Spring hunting of birds passing over Malta is a centuries old tradition, that was supposed to be ended with the referendum held last week. That obviously did upset hunters, as did any other limitation of hunting and hunting seasons before. The referendum ended with 50,44% saying YES to the spring hunting season, so it will stay, at least until the next referendum. Here’s my opinion about the topic.
- This tradition started when these birds lived in millions across Europe, and Malta had a population no more than 10-20% of today’s population. In the 21st century, the breeding places of these birds are but gone, and the much smaller numbers of birds are hunted by a far greater number of hunters.
- Hunters argue, that in Europe more of these birds are shot. That’s only partially true, as in Europe there are other species as well, there’s more diversity among the birds hunted. I think the damage done to these birds in Europe is much less concentrated as in Malta, where great flocks of birds and hunters are in a very small place. And let’s not forget: nowhere else in Europe is hunting in spring, that means before these birds are breeding, legal.
- Maltese hunters have always acted as if the EU or other organizations made spring hunting (or hunting in general) difficult or impossible. Let’s face it: the nowadays almost non-existing population of these birds makes hunting impossible, the EU and organizations just want to stop hunters (shooting under the protection of quotas) from killing the last examples of these species.
About the referendum
- I feel hunters acted after the results as if a majority of Malta supported hunting. 50,44% is not absolute majority, it’s not even a definitive majority.
- I find that a referendum of that importance would have required political parties and especially leaders to keep their opinion to themselves. In this case the leaders of both PL and PN declared they were in favor of hunting, influencing I suppose a lot of voters. That was a very uneven ground for SHout.
- I find a referendum in general a problem, because Maltese people are voting on how they will use resources which don’t belong to them (alone). It’s a little bit like me using electricity by connecting my house to the high voltage electricity transmission line passing over my garden.
- Hunting goes on in spring, but in return I’d like to see hunters make actual efforts to make the situation better than it is today.
- Respect the laws! Malta has good laws to control hunting and to punish the offenders (that’s the only reason spring hunting was allowed at all by the EU), but my impression is the laws are often violated and not always enforced properly. Government had to close several hunting seasons earlier because of the (too) many offenses.

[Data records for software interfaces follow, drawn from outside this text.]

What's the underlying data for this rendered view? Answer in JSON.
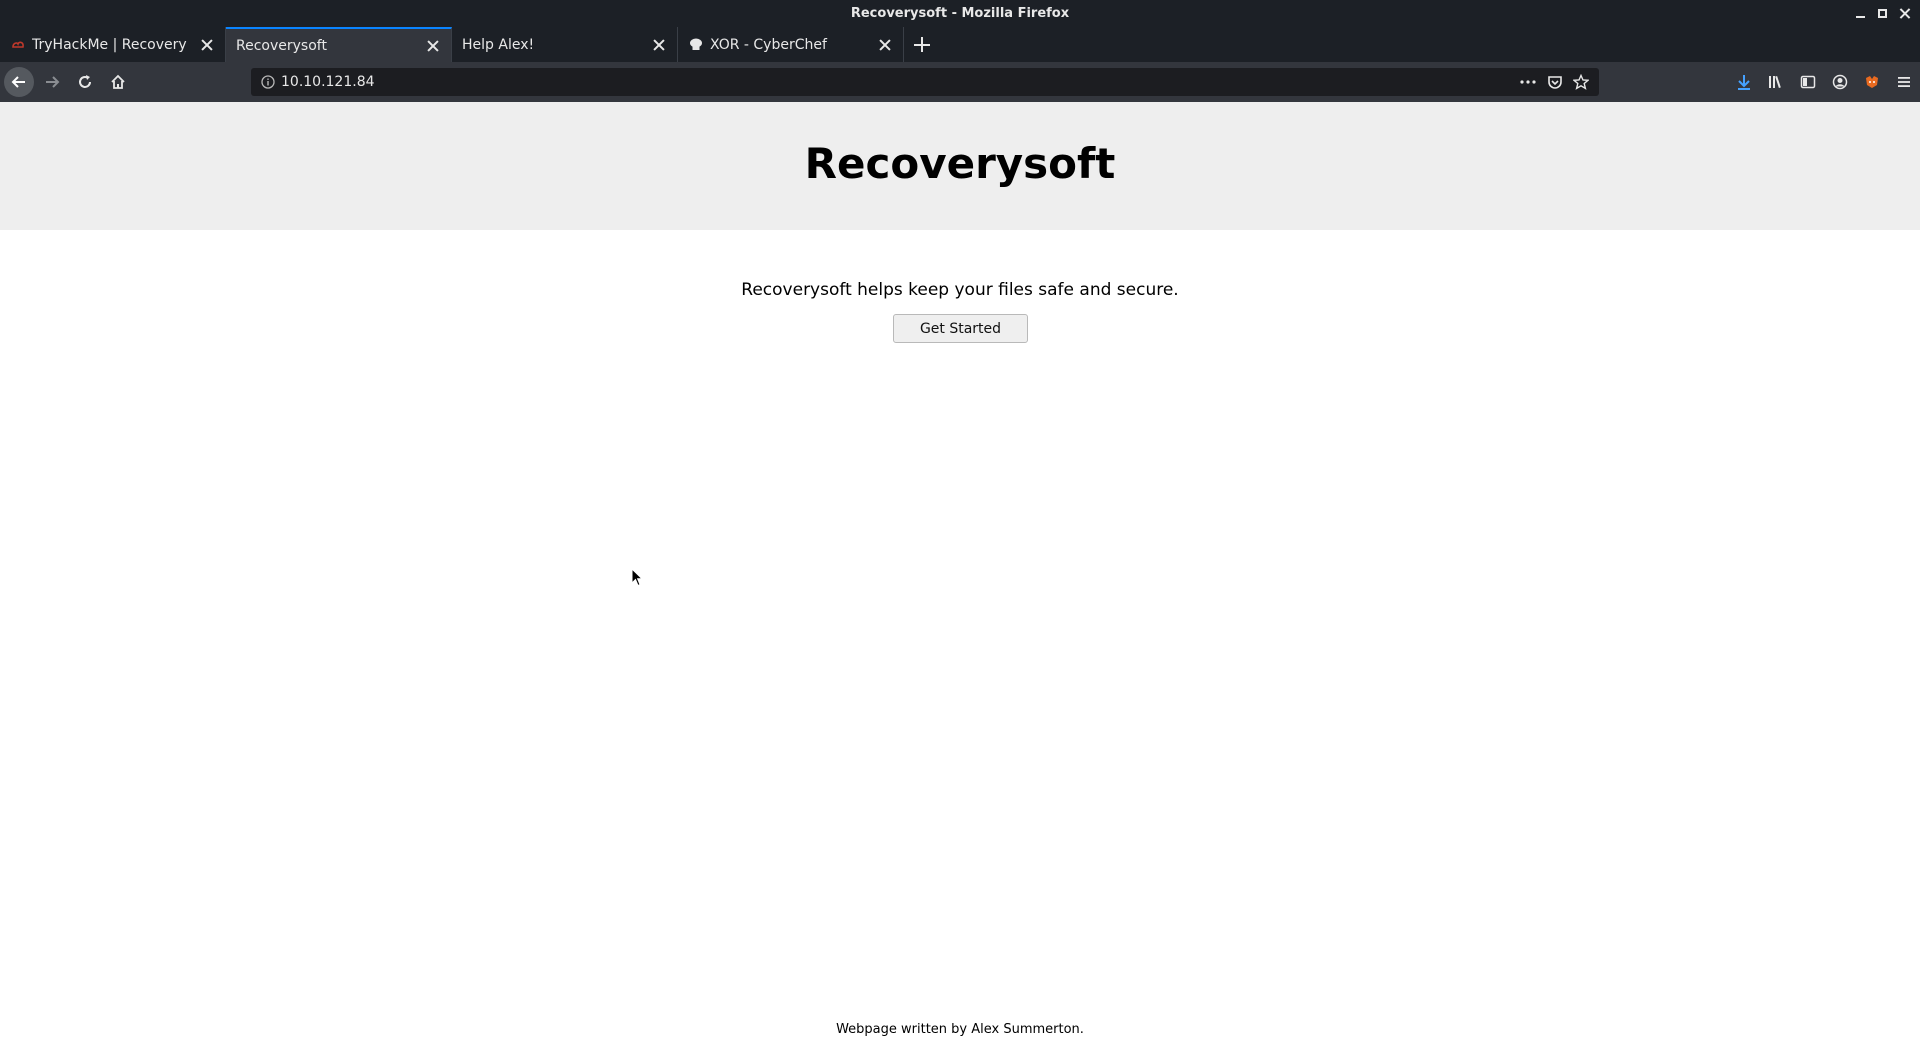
{
  "window": {
    "title": "Recoverysoft - Mozilla Firefox"
  },
  "tabs": [
    {
      "label": "TryHackMe | Recovery",
      "icon": "tryhackme-icon",
      "active": false
    },
    {
      "label": "Recoverysoft",
      "icon": "",
      "active": true
    },
    {
      "label": "Help Alex!",
      "icon": "",
      "active": false
    },
    {
      "label": "XOR - CyberChef",
      "icon": "cyberchef-icon",
      "active": false
    }
  ],
  "navbar": {
    "url": "10.10.121.84"
  },
  "page": {
    "heading": "Recoverysoft",
    "tagline": "Recoverysoft helps keep your files safe and secure.",
    "cta_label": "Get Started",
    "footer": "Webpage written by Alex Summerton."
  },
  "colors": {
    "chrome_dark": "#1c2026",
    "toolbar": "#33363d",
    "accent": "#0a84ff",
    "hero_bg": "#eeeeee"
  }
}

- Respect what you kill! A mandatory education on ornithology and endangered species would make a big difference – I think many hunters just kill protected birds because they have no idea what they are. Of course a stork can not be mistaken for a turtle dove – that is a deliberate kill.
- Respect your fellow people! Hunters sometimes don’t act like reasonable and trustworthy people. Incidents because of hunters’ discontent included damaging and partial destruction of a world heritage site (Mnajdra, 2001), damaging Malta’s forest recreation efforts (Foresta 2000 site, 2007), missing flamingos and poisoned pools in the Għadira natural reserve (2015 and 2007 respectively) or even shooting BirdLife Malta members (f.e. Ray Vella, activist at Foresta 2000 shot in the face twice). We may say these are not hunters in general, but still, they do this in the name of hunting, and hunters keep them in their company.
Only 4 days after the referendum a cuckoo was shot in Manikata. I keep waiting for NO to win in the next referendum….